Why John McCain Lost the Election

His pollster, Bill McInturff, dishes on when he knew it was over.

By SHARE

By Paul Bedard, Washington Whispers.

The end came very fast for Sen. John McCain's presidential bid. Pollster Bill McInturff first got the exit polls about 2:30 p.m. on Election Day. He digested and recalculated them. "Within an hour," he says, "you know this isn't going to happen." So how did McCain lose? Well, as kids say, stuff happened. Topping McInturff's list: Obama was the first black presidential nominee and gave his acceptance speech on the 45th anniversary of Martin Luther King Jr.'s "I Have a Dream" speech.
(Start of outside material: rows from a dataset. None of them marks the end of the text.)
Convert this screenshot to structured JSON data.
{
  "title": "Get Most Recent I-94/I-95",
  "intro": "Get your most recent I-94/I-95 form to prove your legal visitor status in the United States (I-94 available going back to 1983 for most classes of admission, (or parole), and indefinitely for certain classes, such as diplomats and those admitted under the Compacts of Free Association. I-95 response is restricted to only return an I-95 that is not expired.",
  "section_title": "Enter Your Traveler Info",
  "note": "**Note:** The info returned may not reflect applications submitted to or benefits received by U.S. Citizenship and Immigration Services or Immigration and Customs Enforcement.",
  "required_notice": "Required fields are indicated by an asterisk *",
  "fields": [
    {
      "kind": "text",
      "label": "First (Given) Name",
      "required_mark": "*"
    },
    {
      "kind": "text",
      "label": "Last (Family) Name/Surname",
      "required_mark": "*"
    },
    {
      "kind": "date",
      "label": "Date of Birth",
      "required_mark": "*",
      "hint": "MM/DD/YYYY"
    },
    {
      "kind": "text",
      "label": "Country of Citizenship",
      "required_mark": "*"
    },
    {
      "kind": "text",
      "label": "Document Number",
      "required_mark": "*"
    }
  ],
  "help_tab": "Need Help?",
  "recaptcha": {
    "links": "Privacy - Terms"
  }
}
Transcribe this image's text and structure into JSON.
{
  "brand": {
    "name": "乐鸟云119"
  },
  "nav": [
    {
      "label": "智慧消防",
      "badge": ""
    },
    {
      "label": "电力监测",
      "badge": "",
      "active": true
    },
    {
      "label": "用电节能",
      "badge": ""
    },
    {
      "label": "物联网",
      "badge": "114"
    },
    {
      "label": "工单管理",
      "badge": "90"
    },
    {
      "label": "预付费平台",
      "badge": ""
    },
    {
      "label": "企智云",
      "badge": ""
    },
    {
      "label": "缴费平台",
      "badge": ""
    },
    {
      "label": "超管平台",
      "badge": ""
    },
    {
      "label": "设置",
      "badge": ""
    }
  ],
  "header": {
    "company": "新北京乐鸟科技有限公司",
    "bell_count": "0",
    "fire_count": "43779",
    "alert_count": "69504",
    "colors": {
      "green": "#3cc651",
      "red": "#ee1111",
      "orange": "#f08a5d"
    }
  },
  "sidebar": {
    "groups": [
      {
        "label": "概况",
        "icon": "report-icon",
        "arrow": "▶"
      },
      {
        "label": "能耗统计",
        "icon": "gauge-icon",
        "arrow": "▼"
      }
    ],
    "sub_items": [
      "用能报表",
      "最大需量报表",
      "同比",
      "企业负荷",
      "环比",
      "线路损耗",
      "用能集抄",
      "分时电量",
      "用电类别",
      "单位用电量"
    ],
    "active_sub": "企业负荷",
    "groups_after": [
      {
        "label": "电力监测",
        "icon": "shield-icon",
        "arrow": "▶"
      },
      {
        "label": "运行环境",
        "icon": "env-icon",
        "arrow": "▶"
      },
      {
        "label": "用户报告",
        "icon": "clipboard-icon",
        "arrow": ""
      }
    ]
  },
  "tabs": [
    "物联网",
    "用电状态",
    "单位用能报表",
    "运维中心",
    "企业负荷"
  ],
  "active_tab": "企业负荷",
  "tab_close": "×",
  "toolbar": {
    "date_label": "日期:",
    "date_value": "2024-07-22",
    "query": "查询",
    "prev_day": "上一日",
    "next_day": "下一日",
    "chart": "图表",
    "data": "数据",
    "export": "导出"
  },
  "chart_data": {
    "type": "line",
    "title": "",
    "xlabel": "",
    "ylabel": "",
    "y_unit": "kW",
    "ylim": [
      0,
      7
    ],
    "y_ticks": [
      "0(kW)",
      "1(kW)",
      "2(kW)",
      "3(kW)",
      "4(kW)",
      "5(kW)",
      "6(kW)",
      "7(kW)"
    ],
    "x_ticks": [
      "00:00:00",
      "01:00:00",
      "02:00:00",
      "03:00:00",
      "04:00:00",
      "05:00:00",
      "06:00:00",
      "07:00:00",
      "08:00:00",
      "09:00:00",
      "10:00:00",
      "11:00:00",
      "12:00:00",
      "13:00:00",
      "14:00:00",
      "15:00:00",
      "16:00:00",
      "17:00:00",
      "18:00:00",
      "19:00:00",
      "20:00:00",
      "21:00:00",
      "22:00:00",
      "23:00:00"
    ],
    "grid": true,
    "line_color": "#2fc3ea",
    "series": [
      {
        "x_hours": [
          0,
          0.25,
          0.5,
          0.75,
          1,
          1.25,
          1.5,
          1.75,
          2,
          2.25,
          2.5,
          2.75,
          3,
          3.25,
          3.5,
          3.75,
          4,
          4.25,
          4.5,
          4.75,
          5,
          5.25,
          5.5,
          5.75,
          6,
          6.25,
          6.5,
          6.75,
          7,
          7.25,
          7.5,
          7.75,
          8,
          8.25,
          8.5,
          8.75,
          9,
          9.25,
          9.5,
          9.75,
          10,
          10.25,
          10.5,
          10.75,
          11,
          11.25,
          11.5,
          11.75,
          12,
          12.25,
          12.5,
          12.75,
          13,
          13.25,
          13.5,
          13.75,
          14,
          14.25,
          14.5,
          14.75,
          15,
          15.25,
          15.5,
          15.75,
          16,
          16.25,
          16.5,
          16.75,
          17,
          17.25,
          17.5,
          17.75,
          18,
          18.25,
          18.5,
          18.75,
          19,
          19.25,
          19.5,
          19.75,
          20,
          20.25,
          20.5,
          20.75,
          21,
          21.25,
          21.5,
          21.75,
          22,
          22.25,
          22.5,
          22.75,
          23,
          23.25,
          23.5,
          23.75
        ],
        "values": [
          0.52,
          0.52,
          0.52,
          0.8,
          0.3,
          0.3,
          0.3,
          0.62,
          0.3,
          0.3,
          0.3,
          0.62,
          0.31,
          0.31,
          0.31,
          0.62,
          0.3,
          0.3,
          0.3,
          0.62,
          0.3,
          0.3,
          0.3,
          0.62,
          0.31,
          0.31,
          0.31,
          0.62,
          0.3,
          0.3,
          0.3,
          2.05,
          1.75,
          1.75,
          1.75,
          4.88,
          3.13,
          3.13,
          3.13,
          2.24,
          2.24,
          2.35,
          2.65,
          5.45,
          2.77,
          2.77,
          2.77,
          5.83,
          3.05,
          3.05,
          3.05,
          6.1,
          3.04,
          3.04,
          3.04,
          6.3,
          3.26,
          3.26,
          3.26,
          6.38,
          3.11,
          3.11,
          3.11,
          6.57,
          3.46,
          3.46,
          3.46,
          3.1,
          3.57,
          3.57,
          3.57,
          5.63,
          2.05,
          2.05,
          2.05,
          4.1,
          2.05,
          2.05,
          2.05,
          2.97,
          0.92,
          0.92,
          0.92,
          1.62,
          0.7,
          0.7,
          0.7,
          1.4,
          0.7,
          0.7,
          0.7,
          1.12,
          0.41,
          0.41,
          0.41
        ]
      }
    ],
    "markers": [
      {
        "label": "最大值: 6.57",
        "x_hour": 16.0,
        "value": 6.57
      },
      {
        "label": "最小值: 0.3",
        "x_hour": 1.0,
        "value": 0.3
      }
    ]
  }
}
The GOP convention was almost rained out by a hurricane over New Orleans on Hurricane Katrina's anniversary. And as the economy collapsed, McCain had to endorse a bailout he never would have backed had he not been running for president. Reason: Treasury Secretary Henry Paulson begged him to. While he thinks playing up Barack Obama's ties to the Rev. Jeremiah Wright would have worked to hurt the Democrat, McInturff backed McCain's decision to ignore the minister's inflammatory anti-America comments because it would have been seen as race-baiting and sparked racial anger and protests. "It would have delegitimized his presidency," says McInturff.